App and web page records:
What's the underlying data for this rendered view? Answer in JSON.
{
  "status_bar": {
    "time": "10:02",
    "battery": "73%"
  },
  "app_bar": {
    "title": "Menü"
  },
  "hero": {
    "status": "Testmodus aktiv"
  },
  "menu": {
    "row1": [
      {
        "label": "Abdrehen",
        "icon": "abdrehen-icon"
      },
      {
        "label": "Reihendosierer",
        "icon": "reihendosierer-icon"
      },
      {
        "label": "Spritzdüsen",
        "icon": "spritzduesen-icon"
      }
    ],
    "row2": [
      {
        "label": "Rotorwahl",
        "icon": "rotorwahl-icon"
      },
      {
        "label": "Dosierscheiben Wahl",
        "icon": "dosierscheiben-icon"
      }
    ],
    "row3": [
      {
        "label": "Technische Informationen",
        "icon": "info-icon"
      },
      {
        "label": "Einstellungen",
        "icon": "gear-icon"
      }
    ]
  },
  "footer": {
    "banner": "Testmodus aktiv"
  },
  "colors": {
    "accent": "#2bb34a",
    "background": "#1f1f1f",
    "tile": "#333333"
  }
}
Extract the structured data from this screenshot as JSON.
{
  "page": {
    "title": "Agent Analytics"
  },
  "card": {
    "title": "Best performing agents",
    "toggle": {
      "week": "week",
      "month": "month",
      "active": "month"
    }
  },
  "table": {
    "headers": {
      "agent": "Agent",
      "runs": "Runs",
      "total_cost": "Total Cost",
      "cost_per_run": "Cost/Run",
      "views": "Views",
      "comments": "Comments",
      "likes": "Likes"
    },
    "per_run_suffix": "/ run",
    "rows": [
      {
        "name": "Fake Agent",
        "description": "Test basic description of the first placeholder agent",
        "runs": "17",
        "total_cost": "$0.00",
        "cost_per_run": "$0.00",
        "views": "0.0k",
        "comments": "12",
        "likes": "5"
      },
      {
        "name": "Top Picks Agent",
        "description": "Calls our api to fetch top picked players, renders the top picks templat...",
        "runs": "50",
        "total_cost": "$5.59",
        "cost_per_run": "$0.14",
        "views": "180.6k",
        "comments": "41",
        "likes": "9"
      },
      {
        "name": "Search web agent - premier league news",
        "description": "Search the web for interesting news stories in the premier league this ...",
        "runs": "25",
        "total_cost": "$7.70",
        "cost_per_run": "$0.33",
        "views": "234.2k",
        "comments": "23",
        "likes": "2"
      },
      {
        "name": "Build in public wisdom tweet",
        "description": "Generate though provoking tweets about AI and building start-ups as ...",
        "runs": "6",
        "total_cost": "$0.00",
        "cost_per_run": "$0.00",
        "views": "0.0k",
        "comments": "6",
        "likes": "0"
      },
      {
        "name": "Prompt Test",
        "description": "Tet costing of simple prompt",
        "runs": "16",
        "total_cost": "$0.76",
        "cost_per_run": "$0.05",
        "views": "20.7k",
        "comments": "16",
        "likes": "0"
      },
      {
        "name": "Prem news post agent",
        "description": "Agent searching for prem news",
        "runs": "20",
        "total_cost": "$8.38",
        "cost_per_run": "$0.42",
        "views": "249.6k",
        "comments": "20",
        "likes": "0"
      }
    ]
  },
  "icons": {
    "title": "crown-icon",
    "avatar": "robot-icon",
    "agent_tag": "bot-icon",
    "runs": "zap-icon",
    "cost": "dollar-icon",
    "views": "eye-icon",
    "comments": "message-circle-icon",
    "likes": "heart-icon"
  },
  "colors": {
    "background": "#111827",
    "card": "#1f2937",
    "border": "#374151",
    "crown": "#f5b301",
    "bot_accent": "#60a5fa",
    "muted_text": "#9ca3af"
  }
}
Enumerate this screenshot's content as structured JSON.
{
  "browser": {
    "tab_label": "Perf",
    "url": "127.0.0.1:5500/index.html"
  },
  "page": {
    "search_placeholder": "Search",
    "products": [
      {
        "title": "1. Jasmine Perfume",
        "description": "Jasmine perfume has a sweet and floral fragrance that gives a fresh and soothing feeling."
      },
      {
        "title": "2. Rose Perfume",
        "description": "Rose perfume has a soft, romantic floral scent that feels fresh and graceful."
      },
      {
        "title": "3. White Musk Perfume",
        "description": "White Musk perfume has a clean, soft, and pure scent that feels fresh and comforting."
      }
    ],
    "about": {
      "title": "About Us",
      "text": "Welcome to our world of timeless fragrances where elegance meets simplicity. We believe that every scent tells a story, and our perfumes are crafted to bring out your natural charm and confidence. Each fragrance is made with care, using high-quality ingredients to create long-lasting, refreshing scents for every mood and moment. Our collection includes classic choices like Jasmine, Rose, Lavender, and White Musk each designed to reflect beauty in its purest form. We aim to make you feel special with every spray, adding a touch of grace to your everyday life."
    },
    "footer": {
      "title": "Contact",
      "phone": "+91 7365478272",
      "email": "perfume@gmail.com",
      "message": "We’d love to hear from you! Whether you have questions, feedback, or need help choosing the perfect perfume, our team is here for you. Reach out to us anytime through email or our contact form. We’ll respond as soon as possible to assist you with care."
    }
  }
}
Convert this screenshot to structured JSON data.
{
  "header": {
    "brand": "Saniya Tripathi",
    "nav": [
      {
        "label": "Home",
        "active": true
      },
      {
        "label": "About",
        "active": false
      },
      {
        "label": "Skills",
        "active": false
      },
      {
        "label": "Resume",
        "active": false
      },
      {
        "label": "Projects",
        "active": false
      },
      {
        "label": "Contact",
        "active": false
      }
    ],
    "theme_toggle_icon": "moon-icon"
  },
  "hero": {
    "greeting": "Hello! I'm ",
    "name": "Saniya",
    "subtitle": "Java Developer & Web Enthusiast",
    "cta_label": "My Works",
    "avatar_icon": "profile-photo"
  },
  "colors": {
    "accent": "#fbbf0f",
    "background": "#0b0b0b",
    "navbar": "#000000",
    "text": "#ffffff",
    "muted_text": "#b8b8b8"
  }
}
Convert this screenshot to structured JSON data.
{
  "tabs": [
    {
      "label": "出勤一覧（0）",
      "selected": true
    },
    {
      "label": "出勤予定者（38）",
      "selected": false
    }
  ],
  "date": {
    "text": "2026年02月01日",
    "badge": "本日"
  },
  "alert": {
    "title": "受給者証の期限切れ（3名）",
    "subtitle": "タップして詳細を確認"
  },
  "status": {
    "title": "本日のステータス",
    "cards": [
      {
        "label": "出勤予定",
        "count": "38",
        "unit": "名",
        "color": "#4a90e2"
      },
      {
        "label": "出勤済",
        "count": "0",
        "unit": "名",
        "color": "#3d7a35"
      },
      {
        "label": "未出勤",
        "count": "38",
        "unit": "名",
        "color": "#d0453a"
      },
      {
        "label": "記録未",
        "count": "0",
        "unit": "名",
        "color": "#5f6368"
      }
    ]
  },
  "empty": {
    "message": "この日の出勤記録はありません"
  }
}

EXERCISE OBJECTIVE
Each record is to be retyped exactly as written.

OUTPUT FOR THIS EXERCISE
What's the underlying data for this rendered view? Answer in JSON.
{
  "status_bar": {
    "time": "10:02",
    "battery": "73%"
  },
  "app_bar": {
    "title": "Menü"
  },
  "hero": {
    "status": "Testmodus aktiv"
  },
  "menu": {
    "row1": [
      {
        "label": "Abdrehen",
        "icon": "abdrehen-icon"
      },
      {
        "label": "Reihendosierer",
        "icon": "reihendosierer-icon"
      },
      {
        "label": "Spritzdüsen",
        "icon": "spritzduesen-icon"
      }
    ],
    "row2": [
      {
        "label": "Rotorwahl",
        "icon": "rotorwahl-icon"
      },
      {
        "label": "Dosierscheiben Wahl",
        "icon": "dosierscheiben-icon"
      }
    ],
    "row3": [
      {
        "label": "Technische Informationen",
        "icon": "info-icon"
      },
      {
        "label": "Einstellungen",
        "icon": "gear-icon"
      }
    ]
  },
  "footer": {
    "banner": "Testmodus aktiv"
  },
  "colors": {
    "accent": "#2bb34a",
    "background": "#1f1f1f",
    "tile": "#333333"
  }
}
Extract the structured data from this screenshot as JSON.
{
  "page": {
    "title": "Agent Analytics"
  },
  "card": {
    "title": "Best performing agents",
    "toggle": {
      "week": "week",
      "month": "month",
      "active": "month"
    }
  },
  "table": {
    "headers": {
      "agent": "Agent",
      "runs": "Runs",
      "total_cost": "Total Cost",
      "cost_per_run": "Cost/Run",
      "views": "Views",
      "comments": "Comments",
      "likes": "Likes"
    },
    "per_run_suffix": "/ run",
    "rows": [
      {
        "name": "Fake Agent",
        "description": "Test basic description of the first placeholder agent",
        "runs": "17",
        "total_cost": "$0.00",
        "cost_per_run": "$0.00",
        "views": "0.0k",
        "comments": "12",
        "likes": "5"
      },
      {
        "name": "Top Picks Agent",
        "description": "Calls our api to fetch top picked players, renders the top picks templat...",
        "runs": "50",
        "total_cost": "$5.59",
        "cost_per_run": "$0.14",
        "views": "180.6k",
        "comments": "41",
        "likes": "9"
      },
      {
        "name": "Search web agent - premier league news",
        "description": "Search the web for interesting news stories in the premier league this ...",
        "runs": "25",
        "total_cost": "$7.70",
        "cost_per_run": "$0.33",
        "views": "234.2k",
        "comments": "23",
        "likes": "2"
      },
      {
        "name": "Build in public wisdom tweet",
        "description": "Generate though provoking tweets about AI and building start-ups as ...",
        "runs": "6",
        "total_cost": "$0.00",
        "cost_per_run": "$0.00",
        "views": "0.0k",
        "comments": "6",
        "likes": "0"
      },
      {
        "name": "Prompt Test",
        "description": "Tet costing of simple prompt",
        "runs": "16",
        "total_cost": "$0.76",
        "cost_per_run": "$0.05",
        "views": "20.7k",
        "comments": "16",
        "likes": "0"
      },
      {
        "name": "Prem news post agent",
        "description": "Agent searching for prem news",
        "runs": "20",
        "total_cost": "$8.38",
        "cost_per_run": "$0.42",
        "views": "249.6k",
        "comments": "20",
        "likes": "0"
      }
    ]
  },
  "icons": {
    "title": "crown-icon",
    "avatar": "robot-icon",
    "agent_tag": "bot-icon",
    "runs": "zap-icon",
    "cost": "dollar-icon",
    "views": "eye-icon",
    "comments": "message-circle-icon",
    "likes": "heart-icon"
  },
  "colors": {
    "background": "#111827",
    "card": "#1f2937",
    "border": "#374151",
    "crown": "#f5b301",
    "bot_accent": "#60a5fa",
    "muted_text": "#9ca3af"
  }
}
Enumerate this screenshot's content as structured JSON.
{
  "browser": {
    "tab_label": "Perf",
    "url": "127.0.0.1:5500/index.html"
  },
  "page": {
    "search_placeholder": "Search",
    "products": [
      {
        "title": "1. Jasmine Perfume",
        "description": "Jasmine perfume has a sweet and floral fragrance that gives a fresh and soothing feeling."
      },
      {
        "title": "2. Rose Perfume",
        "description": "Rose perfume has a soft, romantic floral scent that feels fresh and graceful."
      },
      {
        "title": "3. White Musk Perfume",
        "description": "White Musk perfume has a clean, soft, and pure scent that feels fresh and comforting."
      }
    ],
    "about": {
      "title": "About Us",
      "text": "Welcome to our world of timeless fragrances where elegance meets simplicity. We believe that every scent tells a story, and our perfumes are crafted to bring out your natural charm and confidence. Each fragrance is made with care, using high-quality ingredients to create long-lasting, refreshing scents for every mood and moment. Our collection includes classic choices like Jasmine, Rose, Lavender, and White Musk each designed to reflect beauty in its purest form. We aim to make you feel special with every spray, adding a touch of grace to your everyday life."
    },
    "footer": {
      "title": "Contact",
      "phone": "+91 7365478272",
      "email": "perfume@gmail.com",
      "message": "We’d love to hear from you! Whether you have questions, feedback, or need help choosing the perfect perfume, our team is here for you. Reach out to us anytime through email or our contact form. We’ll respond as soon as possible to assist you with care."
    }
  }
}
Convert this screenshot to structured JSON data.
{
  "header": {
    "brand": "Saniya Tripathi",
    "nav": [
      {
        "label": "Home",
        "active": true
      },
      {
        "label": "About",
        "active": false
      },
      {
        "label": "Skills",
        "active": false
      },
      {
        "label": "Resume",
        "active": false
      },
      {
        "label": "Projects",
        "active": false
      },
      {
        "label": "Contact",
        "active": false
      }
    ],
    "theme_toggle_icon": "moon-icon"
  },
  "hero": {
    "greeting": "Hello! I'm ",
    "name": "Saniya",
    "subtitle": "Java Developer & Web Enthusiast",
    "cta_label": "My Works",
    "avatar_icon": "profile-photo"
  },
  "colors": {
    "accent": "#fbbf0f",
    "background": "#0b0b0b",
    "navbar": "#000000",
    "text": "#ffffff",
    "muted_text": "#b8b8b8"
  }
}
Convert this screenshot to structured JSON data.
{
  "tabs": [
    {
      "label": "出勤一覧（0）",
      "selected": true
    },
    {
      "label": "出勤予定者（38）",
      "selected": false
    }
  ],
  "date": {
    "text": "2026年02月01日",
    "badge": "本日"
  },
  "alert": {
    "title": "受給者証の期限切れ（3名）",
    "subtitle": "タップして詳細を確認"
  },
  "status": {
    "title": "本日のステータス",
    "cards": [
      {
        "label": "出勤予定",
        "count": "38",
        "unit": "名",
        "color": "#4a90e2"
      },
      {
        "label": "出勤済",
        "count": "0",
        "unit": "名",
        "color": "#3d7a35"
      },
      {
        "label": "未出勤",
        "count": "38",
        "unit": "名",
        "color": "#d0453a"
      },
      {
        "label": "記録未",
        "count": "0",
        "unit": "名",
        "color": "#5f6368"
      }
    ]
  },
  "empty": {
    "message": "この日の出勤記録はありません"
  }
}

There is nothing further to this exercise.